| Assigned task |
The records that follow need to be output exactly as they are.

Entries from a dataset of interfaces
+===+
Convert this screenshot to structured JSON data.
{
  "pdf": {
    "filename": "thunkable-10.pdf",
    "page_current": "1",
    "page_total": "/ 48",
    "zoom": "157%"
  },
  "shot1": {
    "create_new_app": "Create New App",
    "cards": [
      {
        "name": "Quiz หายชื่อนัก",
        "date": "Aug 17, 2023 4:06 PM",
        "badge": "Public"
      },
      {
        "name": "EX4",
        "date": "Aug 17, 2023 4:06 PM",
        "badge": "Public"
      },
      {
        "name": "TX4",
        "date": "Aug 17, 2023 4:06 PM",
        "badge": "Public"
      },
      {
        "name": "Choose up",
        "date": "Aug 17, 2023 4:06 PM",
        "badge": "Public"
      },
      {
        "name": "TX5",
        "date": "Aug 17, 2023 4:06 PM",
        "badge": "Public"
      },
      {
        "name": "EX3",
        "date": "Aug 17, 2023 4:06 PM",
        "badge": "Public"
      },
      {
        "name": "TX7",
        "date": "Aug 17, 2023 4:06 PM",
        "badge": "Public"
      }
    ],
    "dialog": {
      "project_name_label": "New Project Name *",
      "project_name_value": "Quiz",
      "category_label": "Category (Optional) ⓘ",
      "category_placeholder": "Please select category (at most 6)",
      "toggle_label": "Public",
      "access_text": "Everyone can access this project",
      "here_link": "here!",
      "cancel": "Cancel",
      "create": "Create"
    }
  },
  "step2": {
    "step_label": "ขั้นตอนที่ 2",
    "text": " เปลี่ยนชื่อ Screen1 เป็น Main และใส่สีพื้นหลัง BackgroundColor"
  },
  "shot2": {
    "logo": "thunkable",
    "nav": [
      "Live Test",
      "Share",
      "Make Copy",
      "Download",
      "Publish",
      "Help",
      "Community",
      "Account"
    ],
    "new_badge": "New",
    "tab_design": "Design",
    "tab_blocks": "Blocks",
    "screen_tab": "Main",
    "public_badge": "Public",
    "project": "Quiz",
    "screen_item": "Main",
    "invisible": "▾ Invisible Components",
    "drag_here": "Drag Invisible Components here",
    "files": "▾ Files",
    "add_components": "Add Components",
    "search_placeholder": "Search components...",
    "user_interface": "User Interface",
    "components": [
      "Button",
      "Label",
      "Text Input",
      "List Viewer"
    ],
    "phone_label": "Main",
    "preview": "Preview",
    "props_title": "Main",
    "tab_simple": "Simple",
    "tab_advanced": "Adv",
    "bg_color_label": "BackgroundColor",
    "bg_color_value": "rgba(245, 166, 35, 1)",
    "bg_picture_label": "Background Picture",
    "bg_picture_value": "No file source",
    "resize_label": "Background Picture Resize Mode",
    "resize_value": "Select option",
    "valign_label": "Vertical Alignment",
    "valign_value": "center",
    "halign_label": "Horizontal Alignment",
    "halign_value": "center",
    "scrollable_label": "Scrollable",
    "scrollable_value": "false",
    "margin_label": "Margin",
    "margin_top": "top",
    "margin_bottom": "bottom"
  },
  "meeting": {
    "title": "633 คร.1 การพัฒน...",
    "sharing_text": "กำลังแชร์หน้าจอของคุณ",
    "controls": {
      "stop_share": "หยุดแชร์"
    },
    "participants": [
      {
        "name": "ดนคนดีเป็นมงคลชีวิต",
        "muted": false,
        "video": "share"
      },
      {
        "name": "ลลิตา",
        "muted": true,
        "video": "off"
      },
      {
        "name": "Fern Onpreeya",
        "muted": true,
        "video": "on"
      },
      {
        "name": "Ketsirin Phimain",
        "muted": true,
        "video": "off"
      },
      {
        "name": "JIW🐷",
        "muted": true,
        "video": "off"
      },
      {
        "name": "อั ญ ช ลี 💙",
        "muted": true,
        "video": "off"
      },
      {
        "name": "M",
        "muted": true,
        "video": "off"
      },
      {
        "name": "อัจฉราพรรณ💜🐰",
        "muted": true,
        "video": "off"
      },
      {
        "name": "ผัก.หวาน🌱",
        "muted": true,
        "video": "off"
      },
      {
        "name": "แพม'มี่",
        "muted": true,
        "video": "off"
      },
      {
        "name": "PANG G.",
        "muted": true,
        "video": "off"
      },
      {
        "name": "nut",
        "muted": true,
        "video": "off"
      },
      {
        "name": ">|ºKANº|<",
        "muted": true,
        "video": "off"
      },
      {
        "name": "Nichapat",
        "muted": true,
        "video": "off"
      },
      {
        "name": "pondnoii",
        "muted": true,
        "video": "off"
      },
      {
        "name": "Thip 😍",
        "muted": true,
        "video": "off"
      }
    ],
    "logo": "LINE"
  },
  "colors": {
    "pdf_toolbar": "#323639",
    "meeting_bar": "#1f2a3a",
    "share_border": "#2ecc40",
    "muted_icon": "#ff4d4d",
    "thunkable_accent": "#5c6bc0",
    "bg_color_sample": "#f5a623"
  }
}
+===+
| Exercise response |
Convert this screenshot to structured JSON data.
{
  "pdf": {
    "filename": "thunkable-10.pdf",
    "page_current": "1",
    "page_total": "/ 48",
    "zoom": "157%"
  },
  "shot1": {
    "create_new_app": "Create New App",
    "cards": [
      {
        "name": "Quiz หายชื่อนัก",
        "date": "Aug 17, 2023 4:06 PM",
        "badge": "Public"
      },
      {
        "name": "EX4",
        "date": "Aug 17, 2023 4:06 PM",
        "badge": "Public"
      },
      {
        "name": "TX4",
        "date": "Aug 17, 2023 4:06 PM",
        "badge": "Public"
      },
      {
        "name": "Choose up",
        "date": "Aug 17, 2023 4:06 PM",
        "badge": "Public"
      },
      {
        "name": "TX5",
        "date": "Aug 17, 2023 4:06 PM",
        "badge": "Public"
      },
      {
        "name": "EX3",
        "date": "Aug 17, 2023 4:06 PM",
        "badge": "Public"
      },
      {
        "name": "TX7",
        "date": "Aug 17, 2023 4:06 PM",
        "badge": "Public"
      }
    ],
    "dialog": {
      "project_name_label": "New Project Name *",
      "project_name_value": "Quiz",
      "category_label": "Category (Optional) ⓘ",
      "category_placeholder": "Please select category (at most 6)",
      "toggle_label": "Public",
      "access_text": "Everyone can access this project",
      "here_link": "here!",
      "cancel": "Cancel",
      "create": "Create"
    }
  },
  "step2": {
    "step_label": "ขั้นตอนที่ 2",
    "text": " เปลี่ยนชื่อ Screen1 เป็น Main และใส่สีพื้นหลัง BackgroundColor"
  },
  "shot2": {
    "logo": "thunkable",
    "nav": [
      "Live Test",
      "Share",
      "Make Copy",
      "Download",
      "Publish",
      "Help",
      "Community",
      "Account"
    ],
    "new_badge": "New",
    "tab_design": "Design",
    "tab_blocks": "Blocks",
    "screen_tab": "Main",
    "public_badge": "Public",
    "project": "Quiz",
    "screen_item": "Main",
    "invisible": "▾ Invisible Components",
    "drag_here": "Drag Invisible Components here",
    "files": "▾ Files",
    "add_components": "Add Components",
    "search_placeholder": "Search components...",
    "user_interface": "User Interface",
    "components": [
      "Button",
      "Label",
      "Text Input",
      "List Viewer"
    ],
    "phone_label": "Main",
    "preview": "Preview",
    "props_title": "Main",
    "tab_simple": "Simple",
    "tab_advanced": "Adv",
    "bg_color_label": "BackgroundColor",
    "bg_color_value": "rgba(245, 166, 35, 1)",
    "bg_picture_label": "Background Picture",
    "bg_picture_value": "No file source",
    "resize_label": "Background Picture Resize Mode",
    "resize_value": "Select option",
    "valign_label": "Vertical Alignment",
    "valign_value": "center",
    "halign_label": "Horizontal Alignment",
    "halign_value": "center",
    "scrollable_label": "Scrollable",
    "scrollable_value": "false",
    "margin_label": "Margin",
    "margin_top": "top",
    "margin_bottom": "bottom"
  },
  "meeting": {
    "title": "633 คร.1 การพัฒน...",
    "sharing_text": "กำลังแชร์หน้าจอของคุณ",
    "controls": {
      "stop_share": "หยุดแชร์"
    },
    "participants": [
      {
        "name": "ดนคนดีเป็นมงคลชีวิต",
        "muted": false,
        "video": "share"
      },
      {
        "name": "ลลิตา",
        "muted": true,
        "video": "off"
      },
      {
        "name": "Fern Onpreeya",
        "muted": true,
        "video": "on"
      },
      {
        "name": "Ketsirin Phimain",
        "muted": true,
        "video": "off"
      },
      {
        "name": "JIW🐷",
        "muted": true,
        "video": "off"
      },
      {
        "name": "อั ญ ช ลี 💙",
        "muted": true,
        "video": "off"
      },
      {
        "name": "M",
        "muted": true,
        "video": "off"
      },
      {
        "name": "อัจฉราพรรณ💜🐰",
        "muted": true,
        "video": "off"
      },
      {
        "name": "ผัก.หวาน🌱",
        "muted": true,
        "video": "off"
      },
      {
        "name": "แพม'มี่",
        "muted": true,
        "video": "off"
      },
      {
        "name": "PANG G.",
        "muted": true,
        "video": "off"
      },
      {
        "name": "nut",
        "muted": true,
        "video": "off"
      },
      {
        "name": ">|ºKANº|<",
        "muted": true,
        "video": "off"
      },
      {
        "name": "Nichapat",
        "muted": true,
        "video": "off"
      },
      {
        "name": "pondnoii",
        "muted": true,
        "video": "off"
      },
      {
        "name": "Thip 😍",
        "muted": true,
        "video": "off"
      }
    ],
    "logo": "LINE"
  },
  "colors": {
    "pdf_toolbar": "#323639",
    "meeting_bar": "#1f2a3a",
    "share_border": "#2ecc40",
    "muted_icon": "#ff4d4d",
    "thunkable_accent": "#5c6bc0",
    "bg_color_sample": "#f5a623"
  }
}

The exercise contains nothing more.